       This was actress Sylvia Sidney's only film for M-G-M, and according to the Lang papers, the director stipulated that she be cast in the part before he signed his contract with the studio. Additional information in the Lang papers indicate that Walter Brennan, who portrayed "Bugs" Meyers in the film, had an extended illness that necessitated a transference of some of his "courtroom business" to George Chandler, who portrayed Milton Johnson. According to modern sources, Lang was the first filmmaker to use newsreel footage as a courtroom device in a motion picture, and May have done so before it was used in an actual court case. Norman Krasna's original story was nominated for the Academy Award, but lost to Pierre Collings and Sheridan Gibney for Warner Bros.'s The Story of Louis Pasteur. Although Spencer Tracy had made a number of films at M-G-M and elsewhere since his motion picture debut in 1930, Fury, along with two films released later in 1936, Libeled Lady and San Francisco (for which he was nominated for an Academy Award as Best Actor) marked a turning point in his career.
       According to information in the Lang papers and an interview with Lang reprinted in a modern source, Lang did not like the ending of the film. At the end of the picture, after the character "Joe Wilson" eloquently tells the judge that his views on his country and the goodness of man have been shattered, he embraces, then kisses "Katherine." Lang said in the modern interview that M-G-M studio executives requested that the kiss be added to the film after the scene had been shot with Lang's preferred ending, following the the speech. A review of Lang's next film, You Only Live Once (see below), that appeared in the New York Daily Mirror and was reprinted in part in Hollywood Reporter, notes that that film was made "without the compromise which mitigated the punch in Fury." The review was apparently referring to the "tacked on" kiss that implies a "happy" ending for characters "Joe" and "Katherine."

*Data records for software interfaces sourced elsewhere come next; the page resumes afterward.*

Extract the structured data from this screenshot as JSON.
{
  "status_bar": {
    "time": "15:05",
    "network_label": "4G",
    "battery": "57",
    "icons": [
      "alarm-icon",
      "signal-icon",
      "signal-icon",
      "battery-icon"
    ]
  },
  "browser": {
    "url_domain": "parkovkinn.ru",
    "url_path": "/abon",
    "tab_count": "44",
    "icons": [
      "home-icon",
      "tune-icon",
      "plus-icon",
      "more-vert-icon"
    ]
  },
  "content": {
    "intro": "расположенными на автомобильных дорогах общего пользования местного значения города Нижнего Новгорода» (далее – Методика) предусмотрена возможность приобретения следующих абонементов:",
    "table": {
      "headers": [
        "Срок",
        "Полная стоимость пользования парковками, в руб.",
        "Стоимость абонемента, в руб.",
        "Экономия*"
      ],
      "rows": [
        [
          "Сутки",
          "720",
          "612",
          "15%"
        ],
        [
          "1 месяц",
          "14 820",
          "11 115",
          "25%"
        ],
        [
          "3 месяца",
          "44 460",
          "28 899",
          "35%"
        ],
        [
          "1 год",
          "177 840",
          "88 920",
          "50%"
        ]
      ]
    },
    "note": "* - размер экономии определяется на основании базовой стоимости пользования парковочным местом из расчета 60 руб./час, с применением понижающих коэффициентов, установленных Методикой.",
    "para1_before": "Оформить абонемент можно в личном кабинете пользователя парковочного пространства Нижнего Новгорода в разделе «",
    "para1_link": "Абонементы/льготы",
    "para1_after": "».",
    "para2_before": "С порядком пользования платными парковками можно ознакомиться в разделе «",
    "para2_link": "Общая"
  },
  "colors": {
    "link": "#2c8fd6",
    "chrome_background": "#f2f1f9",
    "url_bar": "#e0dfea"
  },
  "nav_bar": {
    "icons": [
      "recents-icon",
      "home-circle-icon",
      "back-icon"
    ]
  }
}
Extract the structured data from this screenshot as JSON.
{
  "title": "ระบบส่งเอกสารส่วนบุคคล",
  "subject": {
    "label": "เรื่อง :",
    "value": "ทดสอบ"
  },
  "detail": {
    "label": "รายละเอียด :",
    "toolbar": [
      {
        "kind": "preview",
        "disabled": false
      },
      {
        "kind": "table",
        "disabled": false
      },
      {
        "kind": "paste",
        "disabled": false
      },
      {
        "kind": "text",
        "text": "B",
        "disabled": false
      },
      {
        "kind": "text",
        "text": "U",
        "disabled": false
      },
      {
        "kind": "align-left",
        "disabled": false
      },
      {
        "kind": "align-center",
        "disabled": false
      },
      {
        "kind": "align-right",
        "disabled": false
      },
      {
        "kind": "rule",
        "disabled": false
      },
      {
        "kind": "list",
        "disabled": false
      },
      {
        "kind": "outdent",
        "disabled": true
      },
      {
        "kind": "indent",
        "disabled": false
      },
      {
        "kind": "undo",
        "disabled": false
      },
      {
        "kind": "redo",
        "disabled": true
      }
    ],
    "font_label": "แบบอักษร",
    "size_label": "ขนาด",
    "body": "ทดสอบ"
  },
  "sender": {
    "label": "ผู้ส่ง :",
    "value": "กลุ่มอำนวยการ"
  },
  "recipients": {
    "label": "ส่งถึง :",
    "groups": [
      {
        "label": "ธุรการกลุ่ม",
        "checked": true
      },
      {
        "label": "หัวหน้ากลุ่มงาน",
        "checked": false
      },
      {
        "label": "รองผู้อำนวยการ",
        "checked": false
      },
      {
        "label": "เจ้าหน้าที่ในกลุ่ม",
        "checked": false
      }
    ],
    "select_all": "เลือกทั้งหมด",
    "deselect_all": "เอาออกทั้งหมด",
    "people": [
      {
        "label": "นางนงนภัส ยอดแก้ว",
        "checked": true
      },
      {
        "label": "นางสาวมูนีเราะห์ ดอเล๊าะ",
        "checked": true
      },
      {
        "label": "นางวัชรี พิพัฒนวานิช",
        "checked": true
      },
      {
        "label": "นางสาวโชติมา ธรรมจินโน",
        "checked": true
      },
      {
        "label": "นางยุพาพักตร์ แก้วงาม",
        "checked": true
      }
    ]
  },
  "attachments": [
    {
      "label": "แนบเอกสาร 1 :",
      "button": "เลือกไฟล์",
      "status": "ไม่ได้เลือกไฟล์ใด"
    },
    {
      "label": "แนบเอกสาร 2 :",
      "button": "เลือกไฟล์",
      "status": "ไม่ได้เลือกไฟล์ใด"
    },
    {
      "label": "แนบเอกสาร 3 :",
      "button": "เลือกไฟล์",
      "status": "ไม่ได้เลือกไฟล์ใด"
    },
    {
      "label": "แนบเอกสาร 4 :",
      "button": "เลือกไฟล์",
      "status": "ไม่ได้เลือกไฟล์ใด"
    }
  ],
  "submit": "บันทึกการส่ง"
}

Miscellaneous Notes

Released in United States 1936

Selected in 1995 for inclusion in the Library of Congress' National Film Registry.

Released in United States 1936